— Exercise requirements —
Every entry that follows should be output exactly, and every image in it left out.
** Opening Data for processing block **
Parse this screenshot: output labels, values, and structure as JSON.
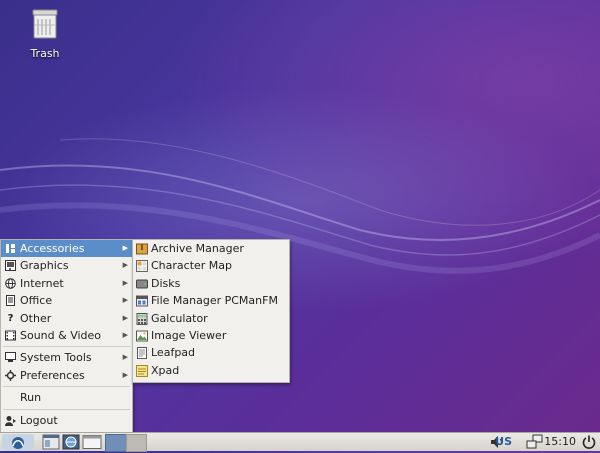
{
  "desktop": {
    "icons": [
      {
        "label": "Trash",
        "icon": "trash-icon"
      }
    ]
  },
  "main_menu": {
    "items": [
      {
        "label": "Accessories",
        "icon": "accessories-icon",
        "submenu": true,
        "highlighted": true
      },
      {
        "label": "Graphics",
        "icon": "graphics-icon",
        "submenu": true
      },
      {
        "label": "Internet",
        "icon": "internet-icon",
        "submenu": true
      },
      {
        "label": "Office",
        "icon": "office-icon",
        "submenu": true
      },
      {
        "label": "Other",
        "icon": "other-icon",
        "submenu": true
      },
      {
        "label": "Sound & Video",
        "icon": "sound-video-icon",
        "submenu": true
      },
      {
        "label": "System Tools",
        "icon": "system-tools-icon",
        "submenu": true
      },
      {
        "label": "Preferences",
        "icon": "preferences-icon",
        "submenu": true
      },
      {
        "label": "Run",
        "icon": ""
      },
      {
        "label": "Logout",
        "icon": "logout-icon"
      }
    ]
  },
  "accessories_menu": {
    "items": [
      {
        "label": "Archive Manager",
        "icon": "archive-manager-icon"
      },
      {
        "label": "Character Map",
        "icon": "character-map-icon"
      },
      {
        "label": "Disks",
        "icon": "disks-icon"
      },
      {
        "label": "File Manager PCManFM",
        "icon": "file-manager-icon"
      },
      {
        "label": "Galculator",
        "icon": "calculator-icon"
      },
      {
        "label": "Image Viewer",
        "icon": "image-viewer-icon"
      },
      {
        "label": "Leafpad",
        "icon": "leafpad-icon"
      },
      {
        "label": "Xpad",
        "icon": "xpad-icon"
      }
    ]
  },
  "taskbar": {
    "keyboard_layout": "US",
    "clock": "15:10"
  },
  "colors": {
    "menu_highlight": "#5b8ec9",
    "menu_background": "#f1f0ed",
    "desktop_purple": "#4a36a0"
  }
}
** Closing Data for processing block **
— Exercise result —
Parse this screenshot: output labels, values, and structure as JSON.
{
  "desktop": {
    "icons": [
      {
        "label": "Trash",
        "icon": "trash-icon"
      }
    ]
  },
  "main_menu": {
    "items": [
      {
        "label": "Accessories",
        "icon": "accessories-icon",
        "submenu": true,
        "highlighted": true
      },
      {
        "label": "Graphics",
        "icon": "graphics-icon",
        "submenu": true
      },
      {
        "label": "Internet",
        "icon": "internet-icon",
        "submenu": true
      },
      {
        "label": "Office",
        "icon": "office-icon",
        "submenu": true
      },
      {
        "label": "Other",
        "icon": "other-icon",
        "submenu": true
      },
      {
        "label": "Sound & Video",
        "icon": "sound-video-icon",
        "submenu": true
      },
      {
        "label": "System Tools",
        "icon": "system-tools-icon",
        "submenu": true
      },
      {
        "label": "Preferences",
        "icon": "preferences-icon",
        "submenu": true
      },
      {
        "label": "Run",
        "icon": ""
      },
      {
        "label": "Logout",
        "icon": "logout-icon"
      }
    ]
  },
  "accessories_menu": {
    "items": [
      {
        "label": "Archive Manager",
        "icon": "archive-manager-icon"
      },
      {
        "label": "Character Map",
        "icon": "character-map-icon"
      },
      {
        "label": "Disks",
        "icon": "disks-icon"
      },
      {
        "label": "File Manager PCManFM",
        "icon": "file-manager-icon"
      },
      {
        "label": "Galculator",
        "icon": "calculator-icon"
      },
      {
        "label": "Image Viewer",
        "icon": "image-viewer-icon"
      },
      {
        "label": "Leafpad",
        "icon": "leafpad-icon"
      },
      {
        "label": "Xpad",
        "icon": "xpad-icon"
      }
    ]
  },
  "taskbar": {
    "keyboard_layout": "US",
    "clock": "15:10"
  },
  "colors": {
    "menu_highlight": "#5b8ec9",
    "menu_background": "#f1f0ed",
    "desktop_purple": "#4a36a0"
  }
}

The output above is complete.